[[ Records supplied, beginning ]]
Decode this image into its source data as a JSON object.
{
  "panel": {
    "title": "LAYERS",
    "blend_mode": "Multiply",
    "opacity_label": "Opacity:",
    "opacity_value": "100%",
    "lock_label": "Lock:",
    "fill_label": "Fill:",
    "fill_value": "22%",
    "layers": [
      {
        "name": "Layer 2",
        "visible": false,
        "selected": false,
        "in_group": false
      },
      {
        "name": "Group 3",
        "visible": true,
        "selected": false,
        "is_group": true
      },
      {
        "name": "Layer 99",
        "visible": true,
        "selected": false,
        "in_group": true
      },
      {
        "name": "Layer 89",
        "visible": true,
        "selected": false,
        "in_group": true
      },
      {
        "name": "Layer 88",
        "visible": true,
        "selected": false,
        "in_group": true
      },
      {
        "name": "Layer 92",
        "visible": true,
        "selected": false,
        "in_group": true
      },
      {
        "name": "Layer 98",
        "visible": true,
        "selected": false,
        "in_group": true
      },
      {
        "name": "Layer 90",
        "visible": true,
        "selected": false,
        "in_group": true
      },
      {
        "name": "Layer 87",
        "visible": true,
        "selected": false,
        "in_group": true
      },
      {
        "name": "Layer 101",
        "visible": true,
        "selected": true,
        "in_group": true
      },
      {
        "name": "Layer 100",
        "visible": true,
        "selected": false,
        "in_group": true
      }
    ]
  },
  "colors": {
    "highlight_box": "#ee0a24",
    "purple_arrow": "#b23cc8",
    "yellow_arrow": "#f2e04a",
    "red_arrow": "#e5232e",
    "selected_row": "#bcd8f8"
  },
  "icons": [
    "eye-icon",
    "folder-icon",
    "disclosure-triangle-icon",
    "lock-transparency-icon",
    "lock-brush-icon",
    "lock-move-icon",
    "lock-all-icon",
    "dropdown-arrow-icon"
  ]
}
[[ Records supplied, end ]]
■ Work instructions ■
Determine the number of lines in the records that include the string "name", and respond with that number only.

■ Output for this task ■
11